#### PROBLEM
Your output must hold every entry exactly as written and none of the pictures.

═══ DATASET RECORDS ═══

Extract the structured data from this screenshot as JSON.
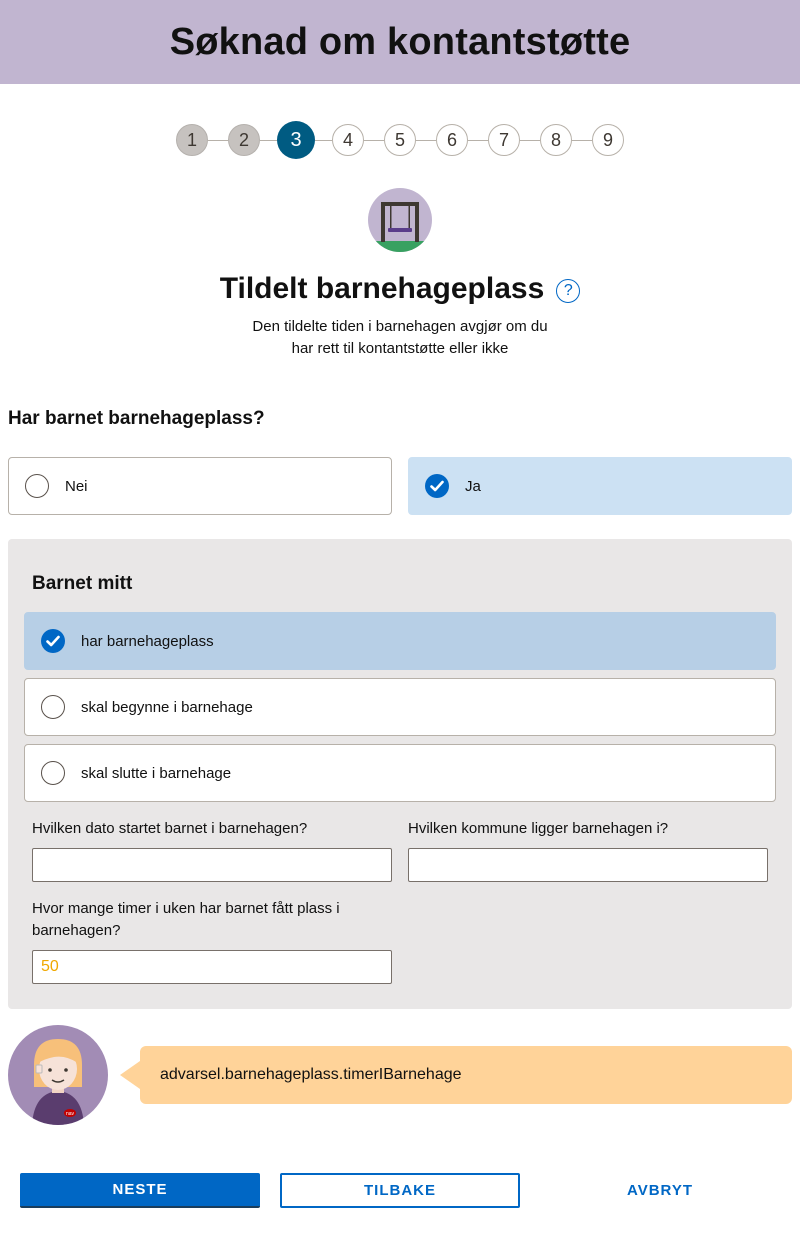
{
  "header": {
    "title": "Søknad om kontantstøtte"
  },
  "stepper": {
    "steps": [
      {
        "label": "1",
        "state": "done"
      },
      {
        "label": "2",
        "state": "done"
      },
      {
        "label": "3",
        "state": "active"
      },
      {
        "label": "4",
        "state": "todo"
      },
      {
        "label": "5",
        "state": "todo"
      },
      {
        "label": "6",
        "state": "todo"
      },
      {
        "label": "7",
        "state": "todo"
      },
      {
        "label": "8",
        "state": "todo"
      },
      {
        "label": "9",
        "state": "todo"
      }
    ]
  },
  "page": {
    "illustration": "barnehage-swing-icon",
    "title": "Tildelt barnehageplass",
    "help_icon": "?",
    "subtitle_line1": "Den tildelte tiden i barnehagen avgjør om du",
    "subtitle_line2": "har rett til kontantstøtte eller ikke"
  },
  "question": {
    "label": "Har barnet barnehageplass?",
    "options": [
      {
        "label": "Nei",
        "checked": false
      },
      {
        "label": "Ja",
        "checked": true
      }
    ]
  },
  "panel": {
    "title": "Barnet mitt",
    "options": [
      {
        "label": "har barnehageplass",
        "checked": true
      },
      {
        "label": "skal begynne i barnehage",
        "checked": false
      },
      {
        "label": "skal slutte i barnehage",
        "checked": false
      }
    ],
    "fields": {
      "start_date": {
        "label": "Hvilken dato startet barnet i barnehagen?",
        "value": ""
      },
      "municipality": {
        "label": "Hvilken kommune ligger barnehagen i?",
        "value": ""
      },
      "hours": {
        "label_line1": "Hvor mange timer i uken har barnet fått plass i",
        "label_line2": "barnehagen?",
        "value": "50"
      }
    }
  },
  "warning": {
    "text": "advarsel.barnehageplass.timerIBarnehage"
  },
  "buttons": {
    "next": "NESTE",
    "back": "TILBAKE",
    "cancel": "AVBRYT"
  },
  "colors": {
    "header_bg": "#c1b5d0",
    "active_step": "#005b82",
    "accent": "#0067c5",
    "warning_bg": "#ffd399",
    "panel_bg": "#e9e7e7"
  }
}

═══

#### EXERCISE ANSWER
Extract the structured data from this screenshot as JSON.
{
  "header": {
    "title": "Søknad om kontantstøtte"
  },
  "stepper": {
    "steps": [
      {
        "label": "1",
        "state": "done"
      },
      {
        "label": "2",
        "state": "done"
      },
      {
        "label": "3",
        "state": "active"
      },
      {
        "label": "4",
        "state": "todo"
      },
      {
        "label": "5",
        "state": "todo"
      },
      {
        "label": "6",
        "state": "todo"
      },
      {
        "label": "7",
        "state": "todo"
      },
      {
        "label": "8",
        "state": "todo"
      },
      {
        "label": "9",
        "state": "todo"
      }
    ]
  },
  "page": {
    "illustration": "barnehage-swing-icon",
    "title": "Tildelt barnehageplass",
    "help_icon": "?",
    "subtitle_line1": "Den tildelte tiden i barnehagen avgjør om du",
    "subtitle_line2": "har rett til kontantstøtte eller ikke"
  },
  "question": {
    "label": "Har barnet barnehageplass?",
    "options": [
      {
        "label": "Nei",
        "checked": false
      },
      {
        "label": "Ja",
        "checked": true
      }
    ]
  },
  "panel": {
    "title": "Barnet mitt",
    "options": [
      {
        "label": "har barnehageplass",
        "checked": true
      },
      {
        "label": "skal begynne i barnehage",
        "checked": false
      },
      {
        "label": "skal slutte i barnehage",
        "checked": false
      }
    ],
    "fields": {
      "start_date": {
        "label": "Hvilken dato startet barnet i barnehagen?",
        "value": ""
      },
      "municipality": {
        "label": "Hvilken kommune ligger barnehagen i?",
        "value": ""
      },
      "hours": {
        "label_line1": "Hvor mange timer i uken har barnet fått plass i",
        "label_line2": "barnehagen?",
        "value": "50"
      }
    }
  },
  "warning": {
    "text": "advarsel.barnehageplass.timerIBarnehage"
  },
  "buttons": {
    "next": "NESTE",
    "back": "TILBAKE",
    "cancel": "AVBRYT"
  },
  "colors": {
    "header_bg": "#c1b5d0",
    "active_step": "#005b82",
    "accent": "#0067c5",
    "warning_bg": "#ffd399",
    "panel_bg": "#e9e7e7"
  }
}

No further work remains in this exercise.